It might feel a bit early for Harvest Festival, but the windfall apples are already starting to drop, so it's time to get out there and rake them up.
If you leave fallen apples on your lawn, they will very quickly kill the grass underneath them, while also attracting wasps. No, they don't add nutrients to the soil - well, not in the short term, they just kill the grass.
Furthermore, you won't be able to mow, as the mower will either bump and grind over the fresh ones, or squash the rotten ones into a horrible brown soggy mash: this means the grass will grow even longer around them, making it really hard to pick them up, and making the grass coarser - which is, by the way, the reason behind the myth that fallen apples fertilise the grass: as the owner is unable to mow, the grass around each fallen fruit has a chance to grow taller and lusher-looking than normal.
But picking up apples is a back-breaking task - and raking them up is not much better, as a Spring Rake (which we use in Autumn, ha! Ha! Gardeners' Joke!) is too light, and the usual garden rake or soil rake “bites” into the grass, making it really hard work.
So what should you do?
Firstly, keep the grass under your fruit trees kept short at this time of year - it makes raking up the fallen fruit massively easier. This applies to apples, pears, and crab-apples, by the way.

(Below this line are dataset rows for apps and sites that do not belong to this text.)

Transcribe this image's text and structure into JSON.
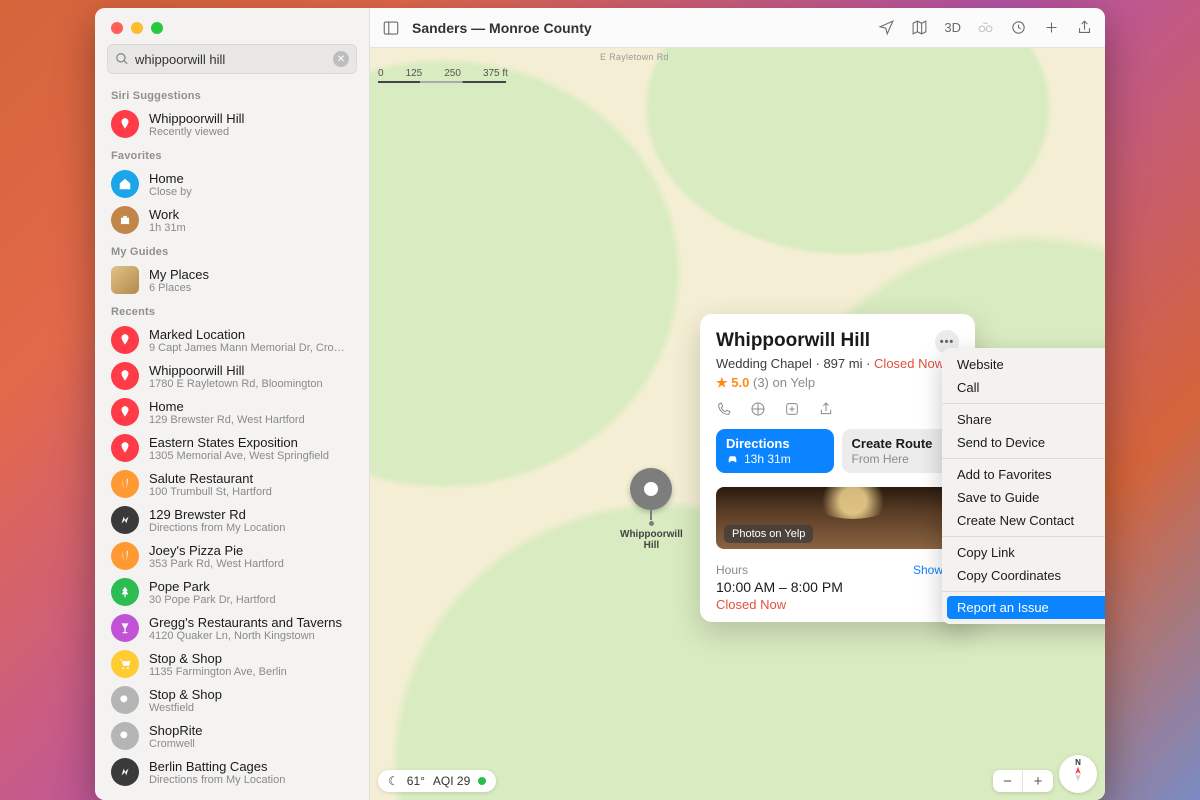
{
  "window": {
    "title": "Sanders — Monroe County"
  },
  "search": {
    "value": "whippoorwill hill"
  },
  "sections": {
    "siri": "Siri Suggestions",
    "fav": "Favorites",
    "guides": "My Guides",
    "recents": "Recents"
  },
  "siri": {
    "title": "Whippoorwill Hill",
    "sub": "Recently viewed"
  },
  "fav": [
    {
      "title": "Home",
      "sub": "Close by",
      "color": "#1aa6e8",
      "icon": "home"
    },
    {
      "title": "Work",
      "sub": "1h 31m",
      "color": "#c3864a",
      "icon": "work"
    }
  ],
  "guide": {
    "title": "My Places",
    "sub": "6 Places"
  },
  "recents": [
    {
      "title": "Marked Location",
      "sub": "9 Capt James Mann Memorial Dr, Cromw…",
      "color": "#ff3b47",
      "icon": "pin"
    },
    {
      "title": "Whippoorwill Hill",
      "sub": "1780 E Rayletown Rd, Bloomington",
      "color": "#ff3b47",
      "icon": "pin"
    },
    {
      "title": "Home",
      "sub": "129 Brewster Rd, West Hartford",
      "color": "#ff3b47",
      "icon": "pin"
    },
    {
      "title": "Eastern States Exposition",
      "sub": "1305 Memorial Ave, West Springfield",
      "color": "#ff3b47",
      "icon": "pin"
    },
    {
      "title": "Salute Restaurant",
      "sub": "100 Trumbull St, Hartford",
      "color": "#ff9933",
      "icon": "fork"
    },
    {
      "title": "129 Brewster Rd",
      "sub": "Directions from My Location",
      "color": "#3a3a3a",
      "icon": "route"
    },
    {
      "title": "Joey's Pizza Pie",
      "sub": "353 Park Rd, West Hartford",
      "color": "#ff9933",
      "icon": "fork"
    },
    {
      "title": "Pope Park",
      "sub": "30 Pope Park Dr, Hartford",
      "color": "#2bbd52",
      "icon": "tree"
    },
    {
      "title": "Gregg's Restaurants and Taverns",
      "sub": "4120 Quaker Ln, North Kingstown",
      "color": "#c154d6",
      "icon": "drink"
    },
    {
      "title": "Stop & Shop",
      "sub": "1135 Farmington Ave, Berlin",
      "color": "#ffcc33",
      "icon": "cart"
    },
    {
      "title": "Stop & Shop",
      "sub": "Westfield",
      "color": "#b5b5b5",
      "icon": "mag"
    },
    {
      "title": "ShopRite",
      "sub": "Cromwell",
      "color": "#b5b5b5",
      "icon": "mag"
    },
    {
      "title": "Berlin Batting Cages",
      "sub": "Directions from My Location",
      "color": "#3a3a3a",
      "icon": "route"
    }
  ],
  "toolbar": {
    "threeD": "3D"
  },
  "mapScale": {
    "t0": "0",
    "t1": "125",
    "t2": "250",
    "t3": "375 ft"
  },
  "road": "E Rayletown Rd",
  "pin": {
    "line1": "Whippoorwill",
    "line2": "Hill"
  },
  "card": {
    "title": "Whippoorwill Hill",
    "category": "Wedding Chapel",
    "distance": "897 mi",
    "closed": "Closed Now",
    "rating": "5.0",
    "reviews": "(3)",
    "source": "on Yelp",
    "dir": {
      "label": "Directions",
      "time": "13h 31m"
    },
    "route": {
      "label": "Create Route",
      "sub": "From Here"
    },
    "photosCap": "Photos on Yelp",
    "hoursLabel": "Hours",
    "showAll": "Show All",
    "hoursTime": "10:00 AM – 8:00 PM",
    "hoursStatus": "Closed Now"
  },
  "menu": {
    "website": "Website",
    "call": "Call",
    "share": "Share",
    "sendto": "Send to Device",
    "addfav": "Add to Favorites",
    "saveguide": "Save to Guide",
    "newcontact": "Create New Contact",
    "copylink": "Copy Link",
    "copycoord": "Copy Coordinates",
    "report": "Report an Issue"
  },
  "weather": {
    "temp": "61°",
    "aqi": "AQI 29"
  },
  "compass": "N"
}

To make it easier to rake them up, take your normal garden rake, and spear one fruit on to each end of it. These act like little wheels, allowing the rake to glide over the grass, and the loose apples bobble about in front of it in a very satisfying manner. Having corralled them into heaps, it's a much simpler job to shuffle them into a bucket or trug, tip them into the wheelbarrow, and off to the compost heap they go.
And if the “wheels” start to disintegrate, just stab a couple more!
I've written about this before, last year I think, but that Apple Roller was only Mark I - now I've discovered that one at each end works even better! And it's worth reminding everyone that this year, the apples are already falling, so don't let your grass grow too long, and don't let the fruit remain on the grass; and to prove it, the photos above show how quickly the grass can die - in less than a week.
You can, of course, buy fun little gadgets to help you rake up the fruit, but they cost £70 or more, and this way is quick, costs nothing, is biodegradable, and you don't end up with a piece of specialised kit to be stored for 11 months of the year!